MQI Max-ﬂow Quotient cut Improvement Optimizes the expansion (a quotient cut metric) of the graph For a given cut (A, B), ﬁnds the best improvement among all cuts (A’, B’) such that φ(S) = C s min( S ), V − S ) A' ⊂ A
MQI There is an exact polynomial-time algorithm that solves this Uriel Feige and Robert Krauthgamer, A polylogarithmic approximation of the minimum bisection, FOCS-2000. Chris Harrelson, Kirsten Hildrum, and Satish Rao, A polynomial-time tree decomposition to minimize congestion, SPAA 2003.
MQI A call to MQI returns an improved quotient cut, if it exists We can ﬁnd the best reachable improved quotient cut by repeatedly feeding the output of MQI back to itself However Finding any cut whose small side (A’) contains the small side of the global best quotient cut is NP-Hard
Metis + MQI MQI always reduces the balance of a partition A maximally balanced partition will be a good initial cut Use Metis to provide this balanced partition
MQI Convert this to an S-T max ﬂow problem Solve to obtain the total max-ﬂow, and max-ﬂow in each edge in near-linear time with hi_pr Boris V. Cherkassky and Andrew V. Goldberg. On implementing the push- relabel method for the maximum ﬂow problem. Algorithmica, 19(4):390–410, 1997. Use the S-T problem and solution to obtain the improved cut
MQI Convert this to an S-T max ﬂow problem 1. Discard all B-‐side nodes 2. Discard every edge that used to connect a pair of B-‐side nodes 3. Replace every edge that used to connect a pair of A-‐side nodes, with a pair of directed edges in each direction, with capacity a 4. Add a source S and sink T 5. Discard each node that used to connect a B-‐side node with an A-‐side node x, replacing it with a directed edge from S to x, with capacity a 6. Add a single directed edge from every A-‐side node to T, with capacity c
MQI Convert this to an S-T max ﬂow problem Figure 1: Lang, Kevin, and Satish Rao. A ﬂow-based method for improving the expansion or conductance of graph cuts.

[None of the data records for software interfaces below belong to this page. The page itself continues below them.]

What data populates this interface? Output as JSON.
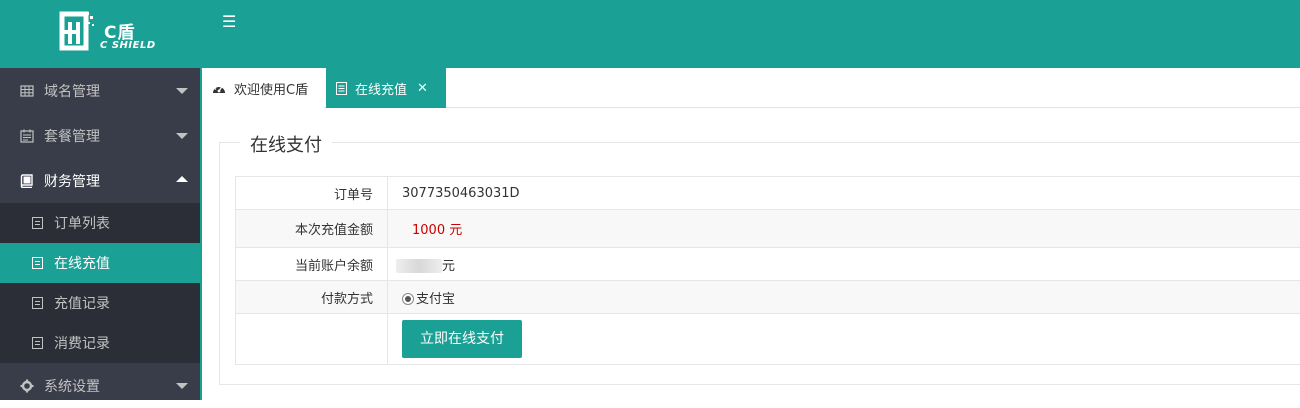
{
  "brand": {
    "title": "C盾",
    "subtitle": "C SHIELD",
    "color": "#1aa094"
  },
  "header": {
    "menu_icon": "hamburger-icon"
  },
  "sidebar": {
    "items": [
      {
        "label": "域名管理",
        "icon": "table-icon"
      },
      {
        "label": "套餐管理",
        "icon": "calendar-icon"
      },
      {
        "label": "财务管理",
        "icon": "book-icon",
        "expanded": true,
        "children": [
          {
            "label": "订单列表"
          },
          {
            "label": "在线充值",
            "active": true
          },
          {
            "label": "充值记录"
          },
          {
            "label": "消费记录"
          }
        ]
      },
      {
        "label": "系统设置",
        "icon": "gear-icon"
      }
    ]
  },
  "tabs": [
    {
      "label": "欢迎使用C盾",
      "icon": "dashboard-icon"
    },
    {
      "label": "在线充值",
      "icon": "document-icon",
      "active": true,
      "close": "✕"
    }
  ],
  "main": {
    "legend": "在线支付",
    "order_label": "订单号",
    "order_value": "3077350463031D",
    "amount_label": "本次充值金额",
    "amount_value": "1000 元",
    "balance_label": "当前账户余额",
    "balance_unit": "元",
    "method_label": "付款方式",
    "method_option": "支付宝",
    "pay_button": "立即在线支付"
  }
}
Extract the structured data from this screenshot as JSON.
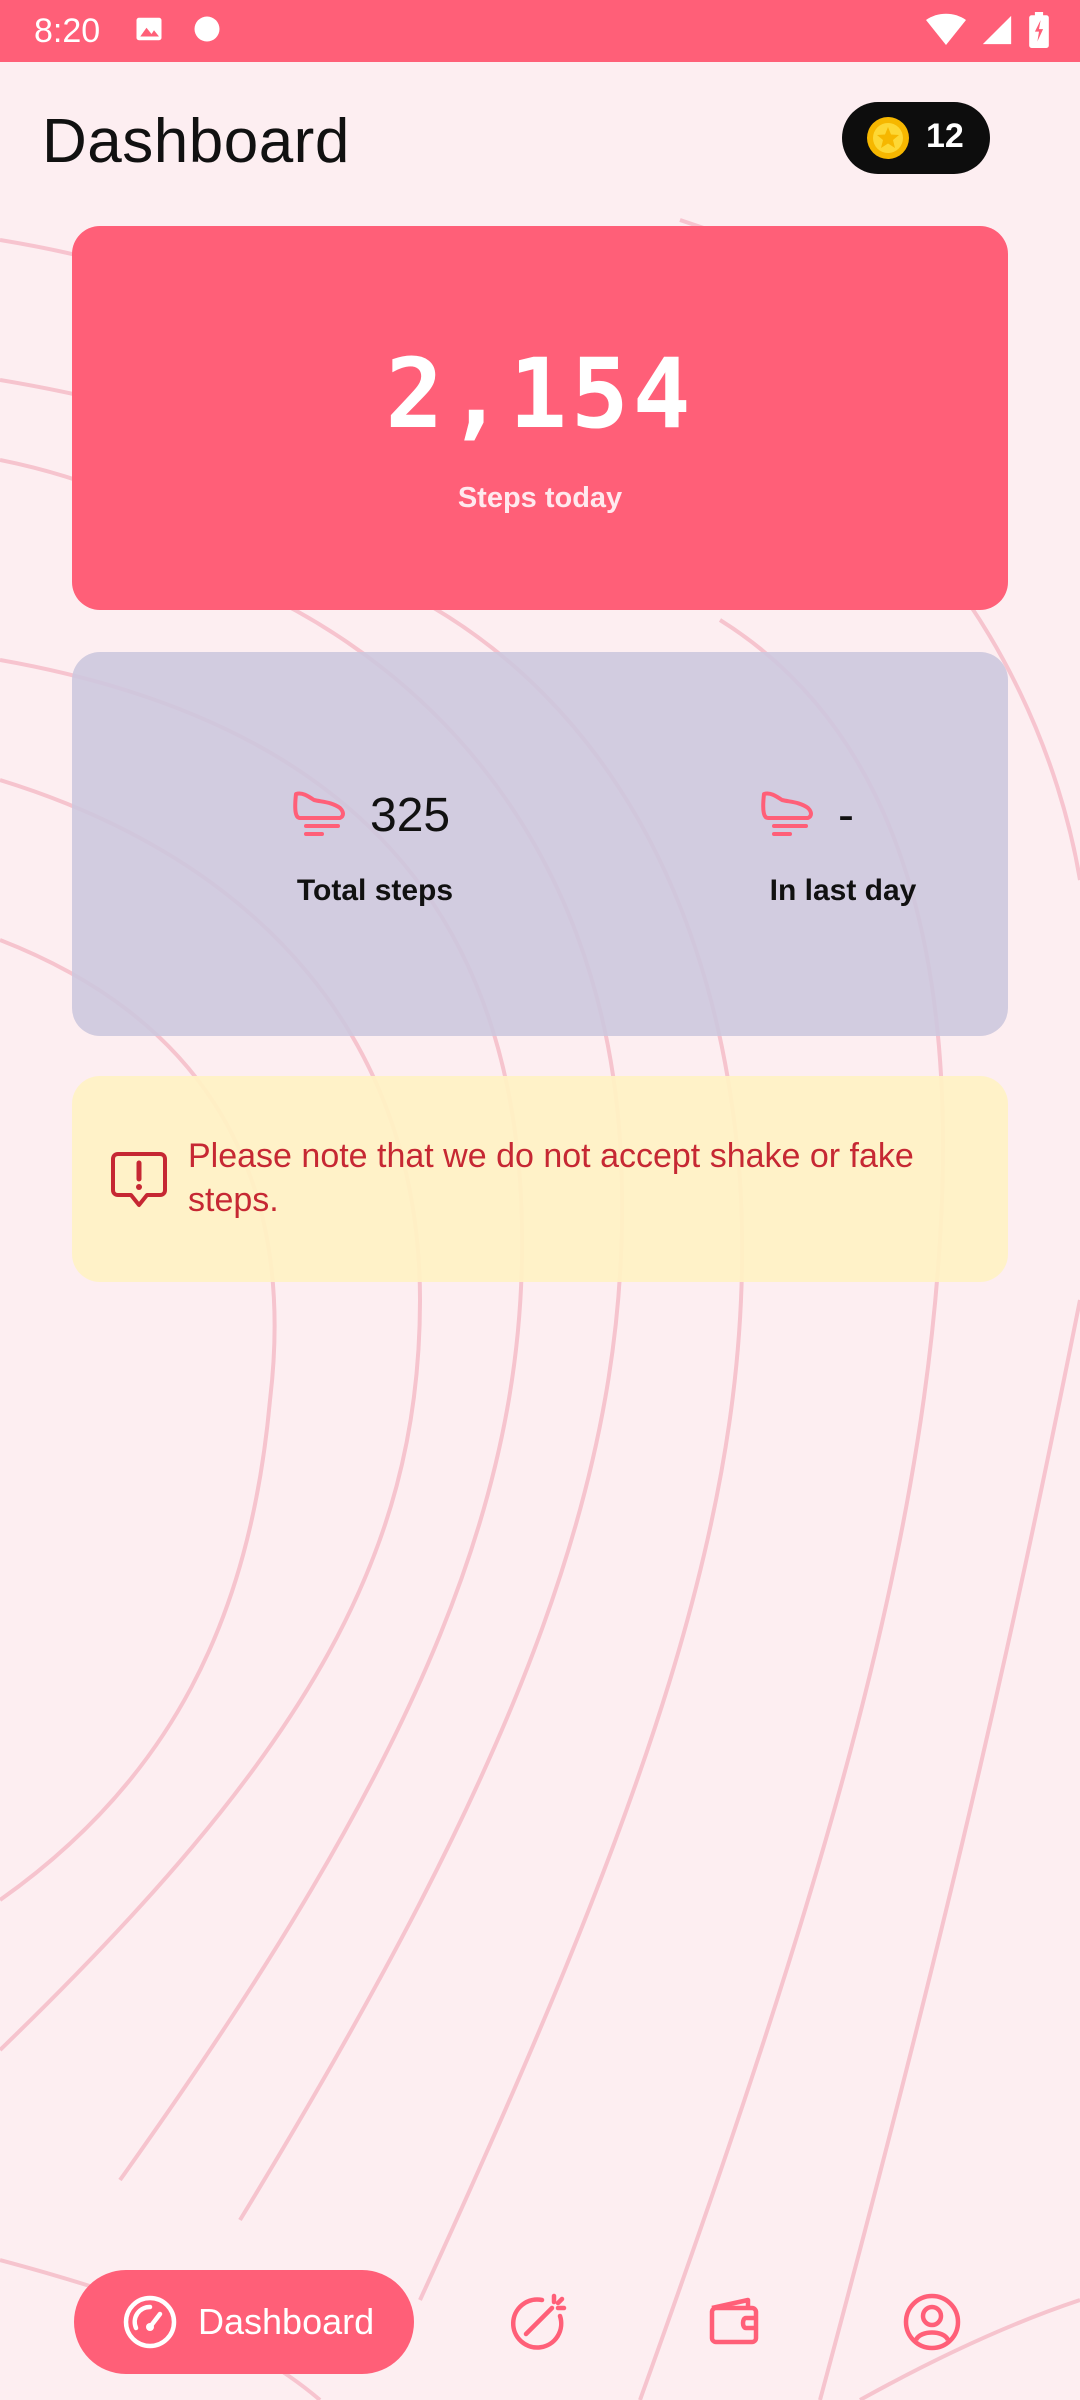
{
  "status_bar": {
    "time": "8:20",
    "icons": [
      "image-icon",
      "circle-notification-icon",
      "wifi-icon",
      "cellular-signal-icon",
      "battery-icon"
    ]
  },
  "header": {
    "title": "Dashboard",
    "coins": "12",
    "coin_icon": "star-coin-icon"
  },
  "steps_card": {
    "value": "2,154",
    "label": "Steps today"
  },
  "stats": {
    "total": {
      "value": "325",
      "label": "Total steps",
      "icon": "shoe-icon"
    },
    "last_day": {
      "value": "-",
      "label": "In last day",
      "icon": "shoe-icon"
    }
  },
  "notice": {
    "icon": "alert-message-icon",
    "text": "Please note that we do not accept shake or fake steps."
  },
  "bottom_nav": {
    "active_label": "Dashboard",
    "items": [
      "speedometer-icon",
      "goal-target-icon",
      "wallet-icon",
      "profile-icon"
    ]
  },
  "colors": {
    "primary": "#ff5f78",
    "background": "#fdeef1",
    "stats_card": "#cdc8de",
    "notice_bg": "#fff2c4",
    "notice_text": "#c62833"
  }
}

Integer Programming and Combinatorial Optimization. Springer Berlin Heidelberg, 2004. 325-337.
MQI Given Input graph Initial quotient cut (A,B) (with |A| <= |B|) The constructed max-ﬂow solution Theorem There is an improved quotient cut (A’, B’), if and only if the maximum ﬂow < ca A' ⊂ A
MQI Proof (Forward) Assume the improved quotient cut (A’, B’) exists. We can show that maximum ﬂow is < ca If |A’| = a’, |B’| = b’, c’ = improved cut size c’/a’ < c/a => c’a < a’c (1)
MQI Proof (Forward) c’a < a’c (1) Net ﬂow into non-sink edges = c’a (2) Flow required to saturate sink edges = a’c (3) A sink edge is unsaturated Total ﬂow in A < ca
MQI Proof (Backward) Assume max-ﬂow < ca, we can construct a new cut that has an improved quotient cut score Total capacity of all sink edges = ca Total ﬂow < ca So at least one edge is unsaturated
MQI Proof (Backward) Perform a backwards directed DFS from the sink, moving along an edge only if it is unsaturated The vertices reachable this way are A’ Let |A’| = a’, then a’ > 0
MQI Proof (Backward) Also, every node feeding into A’ from outside A must be saturated If not, we could reach that node via our backward DFS and add it to A’ If there are c’ such edges, ﬂow into A’ F i = c'a
MQI Proof (Backward) Since ﬂow is conserved, all ﬂow out of A’ must be carried by the sink edges F i = F s F i = c'a F s < a'c ⇒ c'a < a'c ⇒ c' a < c a
Metis + MQI The empirical complexity of multi-try Metis +MQI will be linear, because Metis ~ linear in practice Max-ﬂow solver hi_pr ~ linear in practice MQI loop ~ sublogarithmic in practice